### Entries supplied
■ ■ ■
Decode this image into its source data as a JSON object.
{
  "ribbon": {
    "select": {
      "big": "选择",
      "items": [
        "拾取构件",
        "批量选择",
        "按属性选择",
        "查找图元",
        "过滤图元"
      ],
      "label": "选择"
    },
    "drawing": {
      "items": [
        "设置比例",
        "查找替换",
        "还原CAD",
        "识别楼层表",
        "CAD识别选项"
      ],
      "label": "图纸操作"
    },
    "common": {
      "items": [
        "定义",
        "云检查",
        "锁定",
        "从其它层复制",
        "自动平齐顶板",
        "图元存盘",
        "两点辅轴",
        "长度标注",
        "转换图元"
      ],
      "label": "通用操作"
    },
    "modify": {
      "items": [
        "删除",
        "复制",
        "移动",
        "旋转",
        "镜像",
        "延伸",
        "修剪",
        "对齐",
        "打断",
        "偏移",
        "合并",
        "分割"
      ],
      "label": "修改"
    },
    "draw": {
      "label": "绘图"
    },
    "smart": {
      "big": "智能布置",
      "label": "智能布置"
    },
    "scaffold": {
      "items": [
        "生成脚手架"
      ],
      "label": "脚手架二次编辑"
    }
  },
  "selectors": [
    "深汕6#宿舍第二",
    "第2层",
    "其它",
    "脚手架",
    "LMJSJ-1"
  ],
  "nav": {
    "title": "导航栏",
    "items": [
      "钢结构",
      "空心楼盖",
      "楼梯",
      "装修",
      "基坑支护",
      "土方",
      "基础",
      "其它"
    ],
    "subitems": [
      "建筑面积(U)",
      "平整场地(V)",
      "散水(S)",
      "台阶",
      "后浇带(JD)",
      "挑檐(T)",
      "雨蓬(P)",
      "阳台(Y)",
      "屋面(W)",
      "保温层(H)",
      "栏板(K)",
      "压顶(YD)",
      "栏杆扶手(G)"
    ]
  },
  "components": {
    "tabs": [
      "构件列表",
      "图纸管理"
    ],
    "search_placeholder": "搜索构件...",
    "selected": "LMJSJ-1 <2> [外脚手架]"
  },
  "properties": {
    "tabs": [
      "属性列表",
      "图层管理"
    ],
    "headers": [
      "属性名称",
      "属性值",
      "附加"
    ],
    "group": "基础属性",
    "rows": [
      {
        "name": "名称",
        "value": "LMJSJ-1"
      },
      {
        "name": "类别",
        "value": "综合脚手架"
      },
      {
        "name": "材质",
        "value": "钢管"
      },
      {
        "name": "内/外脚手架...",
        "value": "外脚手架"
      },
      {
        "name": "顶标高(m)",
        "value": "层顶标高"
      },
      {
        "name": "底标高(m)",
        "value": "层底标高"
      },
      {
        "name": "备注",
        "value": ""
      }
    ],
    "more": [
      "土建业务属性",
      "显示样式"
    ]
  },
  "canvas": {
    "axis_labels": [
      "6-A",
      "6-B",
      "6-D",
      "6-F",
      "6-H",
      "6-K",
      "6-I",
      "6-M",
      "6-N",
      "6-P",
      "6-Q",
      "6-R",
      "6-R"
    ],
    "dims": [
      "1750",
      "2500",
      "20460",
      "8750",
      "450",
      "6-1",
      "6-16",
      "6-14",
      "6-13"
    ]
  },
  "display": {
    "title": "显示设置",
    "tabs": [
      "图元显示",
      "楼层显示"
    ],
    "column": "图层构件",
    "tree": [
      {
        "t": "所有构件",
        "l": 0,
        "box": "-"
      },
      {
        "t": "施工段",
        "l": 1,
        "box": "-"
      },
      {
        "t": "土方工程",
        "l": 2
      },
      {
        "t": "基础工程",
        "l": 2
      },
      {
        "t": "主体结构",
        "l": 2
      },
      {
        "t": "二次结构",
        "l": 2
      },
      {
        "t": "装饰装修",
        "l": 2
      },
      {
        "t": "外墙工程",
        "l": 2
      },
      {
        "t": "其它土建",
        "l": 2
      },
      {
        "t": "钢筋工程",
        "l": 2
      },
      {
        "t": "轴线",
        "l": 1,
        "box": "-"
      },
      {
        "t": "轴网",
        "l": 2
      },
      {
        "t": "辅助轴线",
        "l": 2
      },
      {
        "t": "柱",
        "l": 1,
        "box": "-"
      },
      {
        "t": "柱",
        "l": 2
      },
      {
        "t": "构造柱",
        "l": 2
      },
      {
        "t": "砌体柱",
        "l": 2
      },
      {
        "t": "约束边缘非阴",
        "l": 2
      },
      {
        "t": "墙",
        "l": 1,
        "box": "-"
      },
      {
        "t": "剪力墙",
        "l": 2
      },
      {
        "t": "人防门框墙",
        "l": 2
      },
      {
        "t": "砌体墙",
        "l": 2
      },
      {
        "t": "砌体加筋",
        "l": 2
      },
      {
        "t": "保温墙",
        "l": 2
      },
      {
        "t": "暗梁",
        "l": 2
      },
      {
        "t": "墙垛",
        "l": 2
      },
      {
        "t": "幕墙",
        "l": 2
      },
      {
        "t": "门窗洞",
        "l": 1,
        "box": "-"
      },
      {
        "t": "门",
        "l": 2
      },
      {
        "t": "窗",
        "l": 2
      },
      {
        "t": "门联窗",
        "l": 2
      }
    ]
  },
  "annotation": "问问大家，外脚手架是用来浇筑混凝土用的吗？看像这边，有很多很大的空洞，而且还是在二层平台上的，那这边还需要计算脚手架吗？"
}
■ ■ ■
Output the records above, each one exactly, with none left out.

Decode this image into its source data as a JSON object.
{
  "ribbon": {
    "select": {
      "big": "选择",
      "items": [
        "拾取构件",
        "批量选择",
        "按属性选择",
        "查找图元",
        "过滤图元"
      ],
      "label": "选择"
    },
    "drawing": {
      "items": [
        "设置比例",
        "查找替换",
        "还原CAD",
        "识别楼层表",
        "CAD识别选项"
      ],
      "label": "图纸操作"
    },
    "common": {
      "items": [
        "定义",
        "云检查",
        "锁定",
        "从其它层复制",
        "自动平齐顶板",
        "图元存盘",
        "两点辅轴",
        "长度标注",
        "转换图元"
      ],
      "label": "通用操作"
    },
    "modify": {
      "items": [
        "删除",
        "复制",
        "移动",
        "旋转",
        "镜像",
        "延伸",
        "修剪",
        "对齐",
        "打断",
        "偏移",
        "合并",
        "分割"
      ],
      "label": "修改"
    },
    "draw": {
      "label": "绘图"
    },
    "smart": {
      "big": "智能布置",
      "label": "智能布置"
    },
    "scaffold": {
      "items": [
        "生成脚手架"
      ],
      "label": "脚手架二次编辑"
    }
  },
  "selectors": [
    "深汕6#宿舍第二",
    "第2层",
    "其它",
    "脚手架",
    "LMJSJ-1"
  ],
  "nav": {
    "title": "导航栏",
    "items": [
      "钢结构",
      "空心楼盖",
      "楼梯",
      "装修",
      "基坑支护",
      "土方",
      "基础",
      "其它"
    ],
    "subitems": [
      "建筑面积(U)",
      "平整场地(V)",
      "散水(S)",
      "台阶",
      "后浇带(JD)",
      "挑檐(T)",
      "雨蓬(P)",
      "阳台(Y)",
      "屋面(W)",
      "保温层(H)",
      "栏板(K)",
      "压顶(YD)",
      "栏杆扶手(G)"
    ]
  },
  "components": {
    "tabs": [
      "构件列表",
      "图纸管理"
    ],
    "search_placeholder": "搜索构件...",
    "selected": "LMJSJ-1 <2> [外脚手架]"
  },
  "properties": {
    "tabs": [
      "属性列表",
      "图层管理"
    ],
    "headers": [
      "属性名称",
      "属性值",
      "附加"
    ],
    "group": "基础属性",
    "rows": [
      {
        "name": "名称",
        "value": "LMJSJ-1"
      },
      {
        "name": "类别",
        "value": "综合脚手架"
      },
      {
        "name": "材质",
        "value": "钢管"
      },
      {
        "name": "内/外脚手架...",
        "value": "外脚手架"
      },
      {
        "name": "顶标高(m)",
        "value": "层顶标高"
      },
      {
        "name": "底标高(m)",
        "value": "层底标高"
      },
      {
        "name": "备注",
        "value": ""
      }
    ],
    "more": [
      "土建业务属性",
      "显示样式"
    ]
  },
  "canvas": {
    "axis_labels": [
      "6-A",
      "6-B",
      "6-D",
      "6-F",
      "6-H",
      "6-K",
      "6-I",
      "6-M",
      "6-N",
      "6-P",
      "6-Q",
      "6-R",
      "6-R"
    ],
    "dims": [
      "1750",
      "2500",
      "20460",
      "8750",
      "450",
      "6-1",
      "6-16",
      "6-14",
      "6-13"
    ]
  },
  "display": {
    "title": "显示设置",
    "tabs": [
      "图元显示",
      "楼层显示"
    ],
    "column": "图层构件",
    "tree": [
      {
        "t": "所有构件",
        "l": 0,
        "box": "-"
      },
      {
        "t": "施工段",
        "l": 1,
        "box": "-"
      },
      {
        "t": "土方工程",
        "l": 2
      },
      {
        "t": "基础工程",
        "l": 2
      },
      {
        "t": "主体结构",
        "l": 2
      },
      {
        "t": "二次结构",
        "l": 2
      },
      {
        "t": "装饰装修",
        "l": 2
      },
      {
        "t": "外墙工程",
        "l": 2
      },
      {
        "t": "其它土建",
        "l": 2
      },
      {
        "t": "钢筋工程",
        "l": 2
      },
      {
        "t": "轴线",
        "l": 1,
        "box": "-"
      },
      {
        "t": "轴网",
        "l": 2
      },
      {
        "t": "辅助轴线",
        "l": 2
      },
      {
        "t": "柱",
        "l": 1,
        "box": "-"
      },
      {
        "t": "柱",
        "l": 2
      },
      {
        "t": "构造柱",
        "l": 2
      },
      {
        "t": "砌体柱",
        "l": 2
      },
      {
        "t": "约束边缘非阴",
        "l": 2
      },
      {
        "t": "墙",
        "l": 1,
        "box": "-"
      },
      {
        "t": "剪力墙",
        "l": 2
      },
      {
        "t": "人防门框墙",
        "l": 2
      },
      {
        "t": "砌体墙",
        "l": 2
      },
      {
        "t": "砌体加筋",
        "l": 2
      },
      {
        "t": "保温墙",
        "l": 2
      },
      {
        "t": "暗梁",
        "l": 2
      },
      {
        "t": "墙垛",
        "l": 2
      },
      {
        "t": "幕墙",
        "l": 2
      },
      {
        "t": "门窗洞",
        "l": 1,
        "box": "-"
      },
      {
        "t": "门",
        "l": 2
      },
      {
        "t": "窗",
        "l": 2
      },
      {
        "t": "门联窗",
        "l": 2
      }
    ]
  },
  "annotation": "问问大家，外脚手架是用来浇筑混凝土用的吗？看像这边，有很多很大的空洞，而且还是在二层平台上的，那这边还需要计算脚手架吗？"
}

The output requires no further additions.